I loved Small Spaces, Katherine Arden’s first foray into children’s horror, and so I jumped right into its sequel, Dead Voices (2019). A few months have passed since Ollie, Coco, and Brian outsmarted the Smiling Man who wanted to turn them, and all their classmates, into scarecrows. The ordeal left them with recurring nightmares, but also made them best friends. It’s December now, and Ollie’s dad has won a stay at Mount Hemlock, the new ski lodge a few hours outside of town. He’s taking all three kids, along with Coco’s mom.
I didn’t fall in love as immediately this time, and I think I’ve distilled that down to two reasons. One is that, from an adult perspective, it seemed out of character for Ollie’s dad to endanger the kids by driving in a blizzard. The other is that I’m greedy, and Arden’s writing is lovely, and I wanted to read her description of the snow in quiet beauty before it became a threat instead. So for both of these reasons, I kind of wanted the storm to hold off until the characters reached the lodge. At the same time, though, I understand the narrative logic of keeping most of the other guests from showing up.
The group reaches the lodge safely, but their troubles are just beginning. The power is out, and soon the heating begins to fail too. The only other guest there is Don Voland, a writer for a paranormal magazine; the rest were kept away by the snowstorm. Creepy taxidermied animals fill the lobby, and seem to move when no one is looking. On the family front, Coco’s mom and Ollie’s dad appear to be falling in love, and now both girls have to figure out how they feel about that.
Oh, and the lodge is haunted, having been the site of a cruel orphanage and of another, more recent tragedy. Ollie’s watch just reads “BEWARE.” Voland, an expert on ghosts, tells the kids there’s nothing to worry about, but after a brief investigation, even he gets freaked out. The villain separates the kids from each other, and they must find a way to communicate and work together if they want to avoid joining the ghosts of Mount Hemlock … permanently.

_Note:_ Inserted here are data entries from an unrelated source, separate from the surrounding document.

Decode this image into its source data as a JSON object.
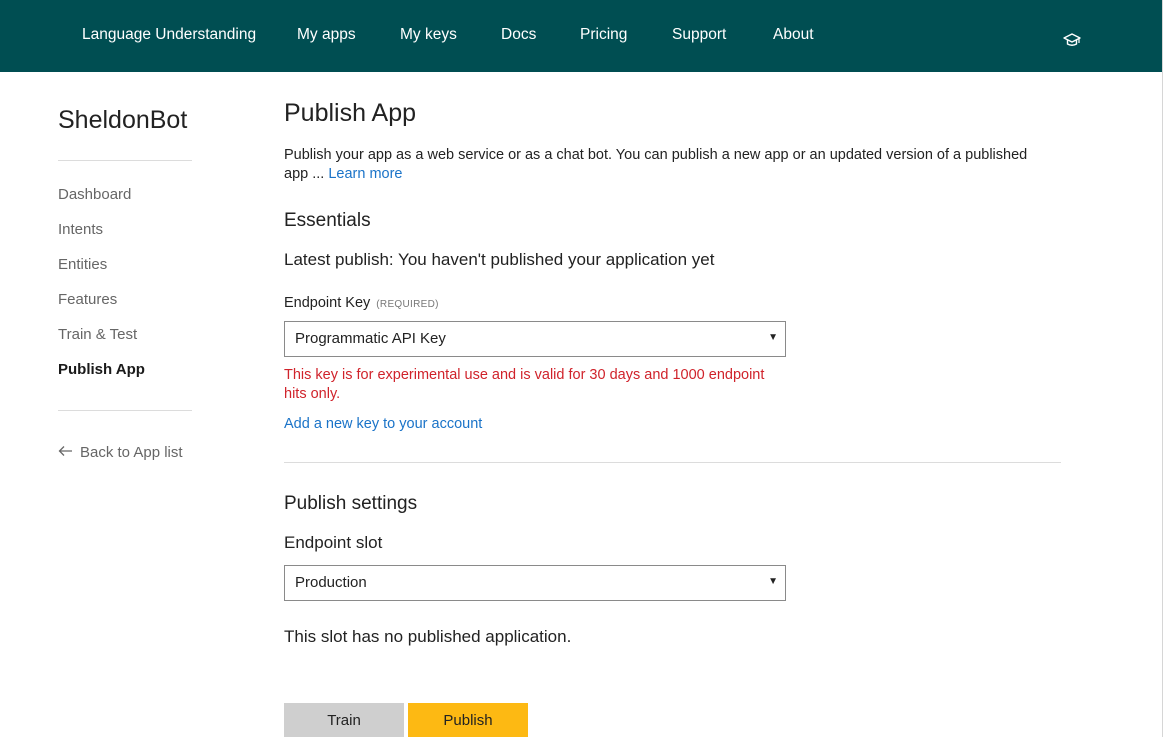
{
  "topnav": {
    "items": [
      {
        "label": "Language Understanding"
      },
      {
        "label": "My apps"
      },
      {
        "label": "My keys"
      },
      {
        "label": "Docs"
      },
      {
        "label": "Pricing"
      },
      {
        "label": "Support"
      },
      {
        "label": "About"
      }
    ],
    "user_icon": "graduation-cap-icon"
  },
  "sidebar": {
    "app_name": "SheldonBot",
    "items": [
      {
        "label": "Dashboard"
      },
      {
        "label": "Intents"
      },
      {
        "label": "Entities"
      },
      {
        "label": "Features"
      },
      {
        "label": "Train & Test"
      },
      {
        "label": "Publish App",
        "active": true
      }
    ],
    "back_label": "Back to App list",
    "back_icon": "arrow-left-icon"
  },
  "main": {
    "title": "Publish App",
    "intro_text": "Publish your app as a web service or as a chat bot. You can publish a new app or an updated version of a published app ... ",
    "learn_more": "Learn more",
    "essentials_heading": "Essentials",
    "latest_publish": "Latest publish: You haven't published your application yet",
    "endpoint_key_label": "Endpoint Key",
    "required_tag": "(REQUIRED)",
    "endpoint_key_value": "Programmatic API Key",
    "key_warning": "This key is for experimental use and is valid for 30 days and 1000 endpoint hits only.",
    "add_key_link": "Add a new key to your account",
    "publish_settings_heading": "Publish settings",
    "endpoint_slot_label": "Endpoint slot",
    "endpoint_slot_value": "Production",
    "slot_status": "This slot has no published application.",
    "train_button": "Train",
    "publish_button": "Publish",
    "caret": "▼"
  },
  "colors": {
    "header_bg": "#004e52",
    "link": "#1a73c8",
    "warning": "#d0232b",
    "publish_button": "#fdb913",
    "train_button": "#cfcfcf"
  }
}
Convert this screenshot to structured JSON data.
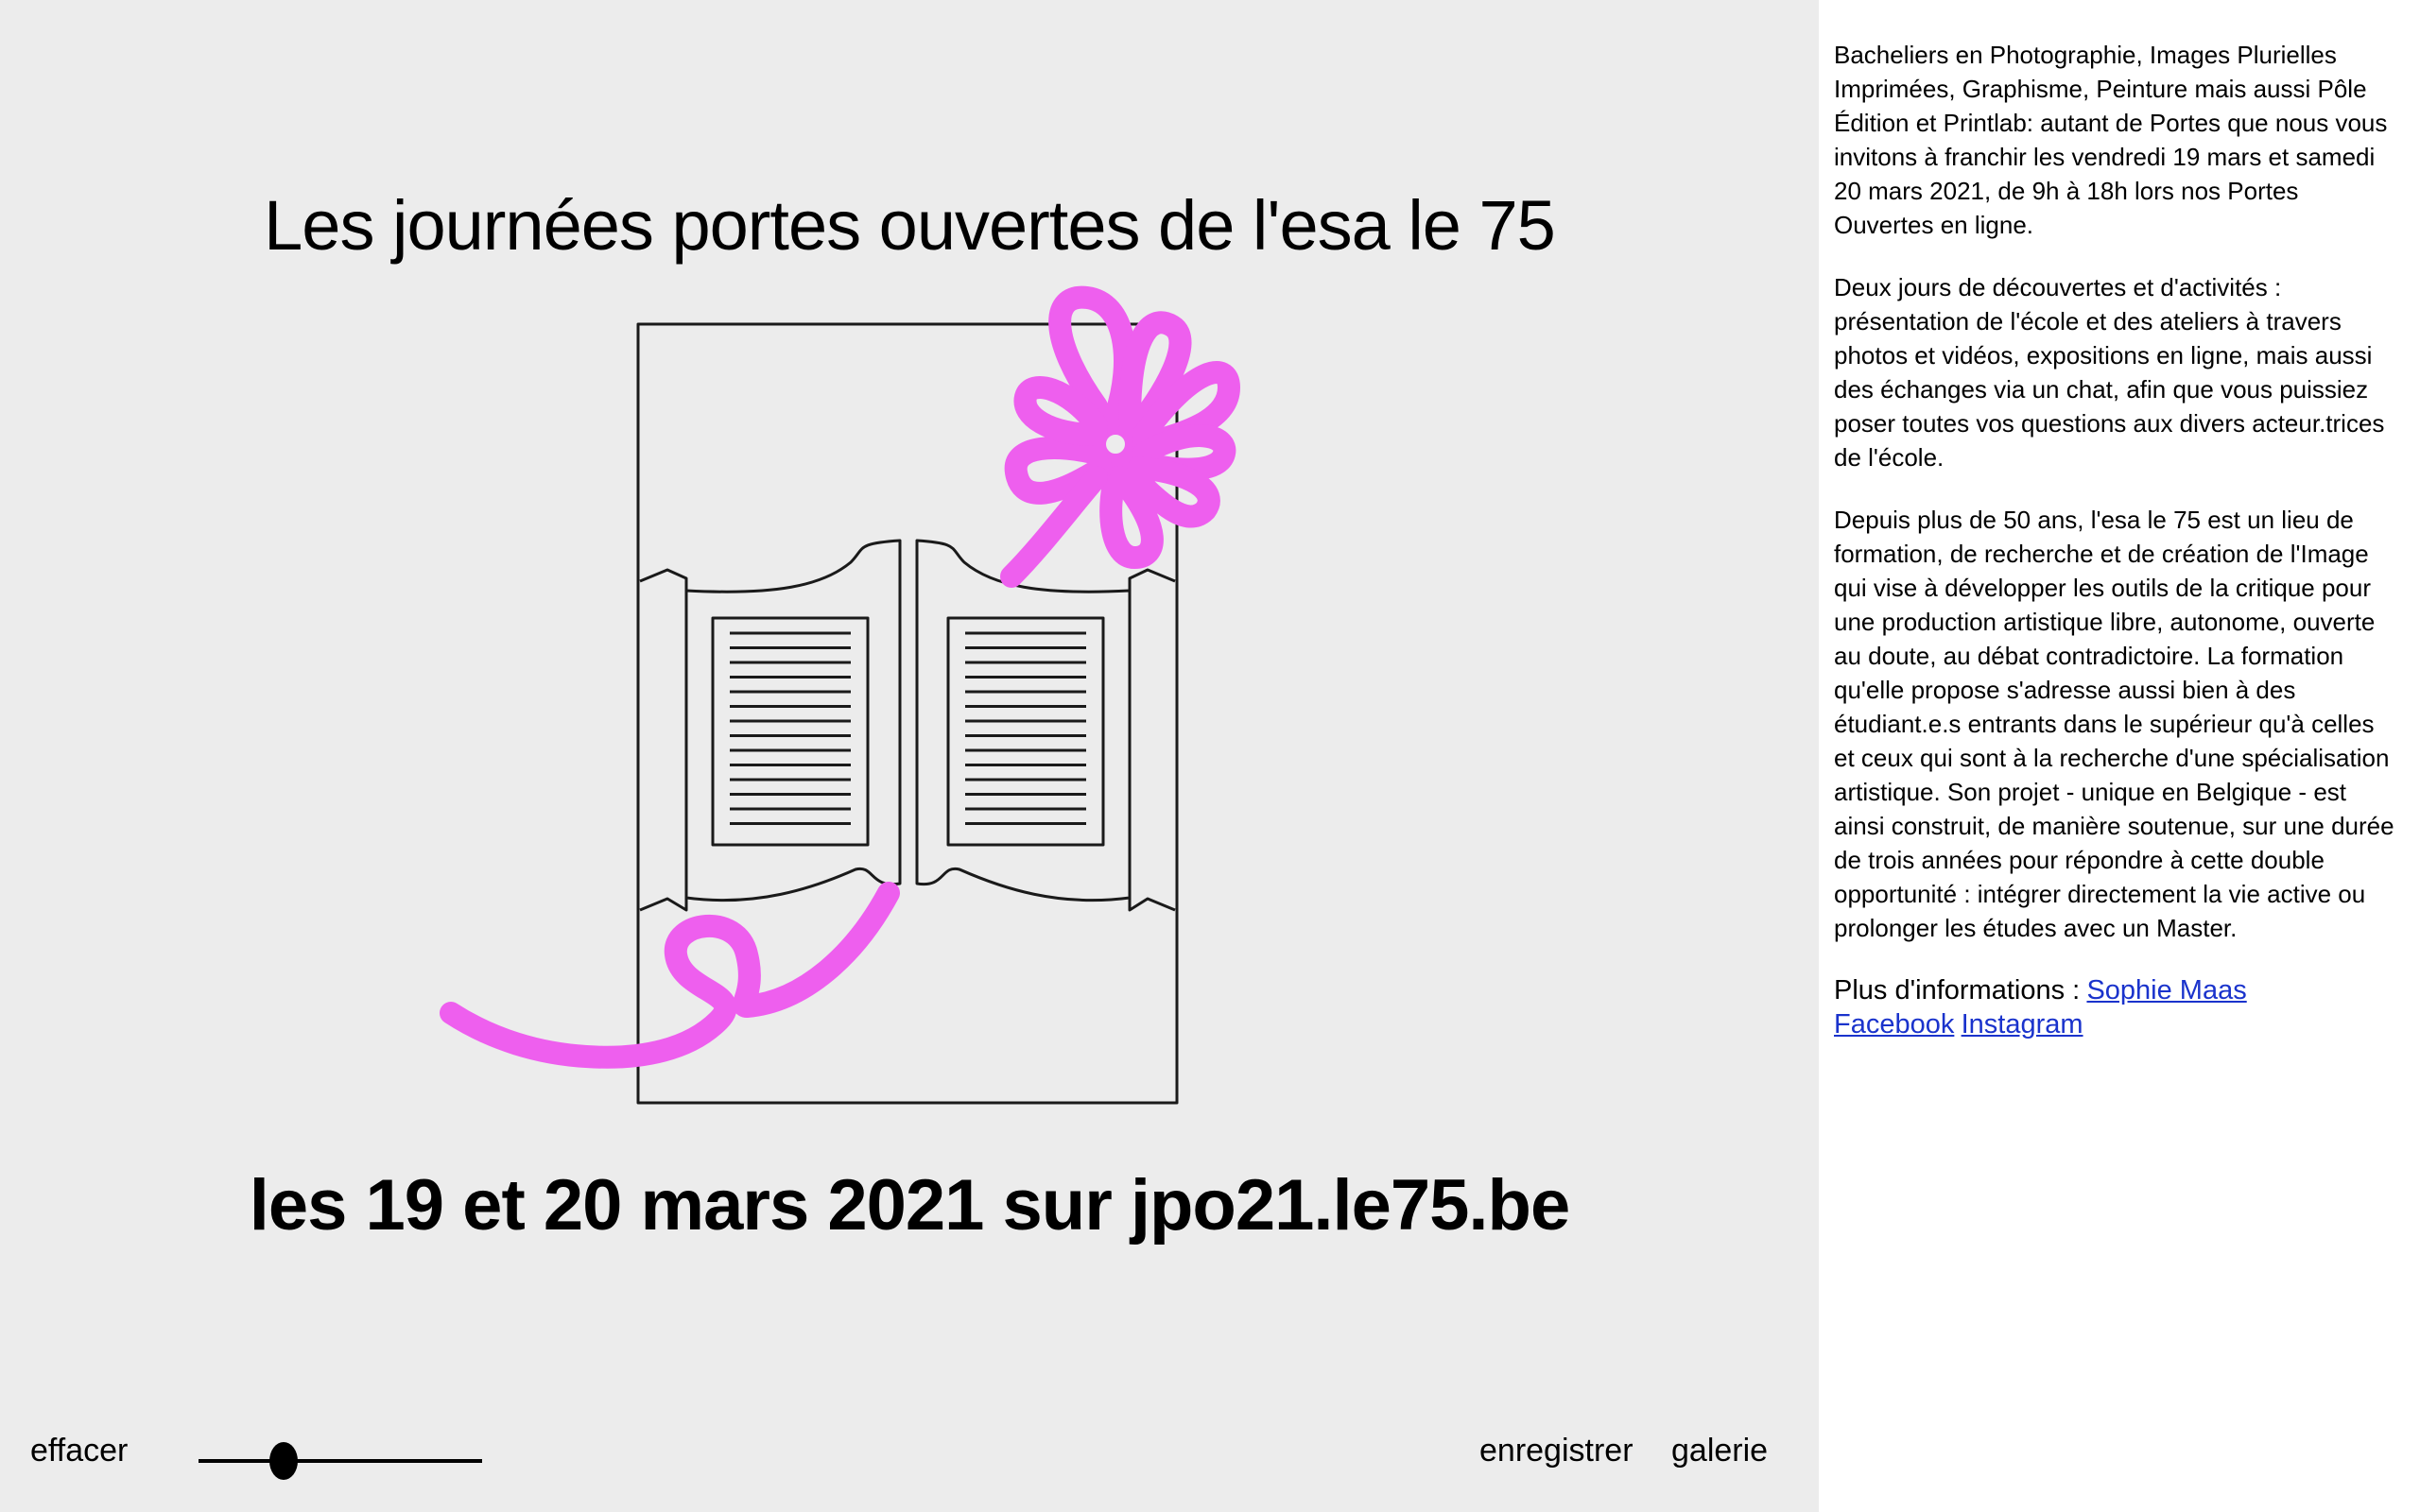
{
  "main": {
    "title": "Les journées portes ouvertes de l'esa le 75",
    "subtitle": "les 19 et 20 mars 2021 sur jpo21.le75.be",
    "drawing": {
      "stroke_color": "#ee5fee",
      "line_color": "#1a1a1a"
    }
  },
  "controls": {
    "clear_label": "effacer",
    "save_label": "enregistrer",
    "gallery_label": "galerie",
    "brush_size_slider": {
      "value_fraction": 0.3
    }
  },
  "sidebar": {
    "paragraphs": [
      "Bacheliers en Photographie, Images Plurielles Imprimées, Graphisme, Peinture mais aussi Pôle Édition et Printlab: autant de Portes que nous vous invitons à franchir les vendredi 19 mars et samedi 20 mars 2021, de 9h à 18h lors nos Portes Ouvertes en ligne.",
      "Deux jours de découvertes et d'activités : présentation de l'école et des ateliers à travers photos et vidéos, expositions en ligne, mais aussi des échanges via un chat, afin que vous puissiez poser toutes vos questions aux divers acteur.trices de l'école.",
      "Depuis plus de 50 ans, l'esa le 75 est un lieu de formation, de recherche et de création de l'Image qui vise à développer les outils de la critique pour une production artistique libre, autonome, ouverte au doute, au débat contradictoire. La formation qu'elle propose s'adresse aussi bien à des étudiant.e.s entrants dans le supérieur qu'à celles et ceux qui sont à la recherche d'une spécialisation artistique. Son projet - unique en Belgique - est ainsi construit, de manière soutenue, sur une durée de trois années pour répondre à cette double opportunité : intégrer directement la vie active ou prolonger les études avec un Master."
    ],
    "info_label": "Plus d'informations :",
    "links": {
      "contact": "Sophie Maas",
      "facebook": "Facebook",
      "instagram": "Instagram"
    },
    "link_color": "#1a33cc"
  }
}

While Small Spaces was written from Ollie’s point of view, Dead Voices alternates between her perspective and Coco’s. Coco gets some great moments to shine here, as she goes up against the villain with only her wits as a weapon — that, and people’s tendency to underestimate her because she’s short and looks younger than her age. Brian is somewhat sidelined this time; Arden is planning a four-book series, so I imagine the next installment will expand upon him as Dead Voices expands upon Coco.
As in Small Spaces, what really elevates this over an average horror story is the emotional content, particularly the affection between the three friends, and between the kids and their parents. This gives the villain a lot of levers to pull, of course. There’s a scene late in the book in which Coco is talking to Ollie’s watch (this makes sense in context) and they both think all is lost, and my heart just broke for everyone in that moment.
The kids’ determination and ingenuity, the creepiness, and Arden’s evocative writing continue to impress. I may not be the target audience, but I’m hooked on this series. I’d follow Ollie, Brian, and Coco anywhere.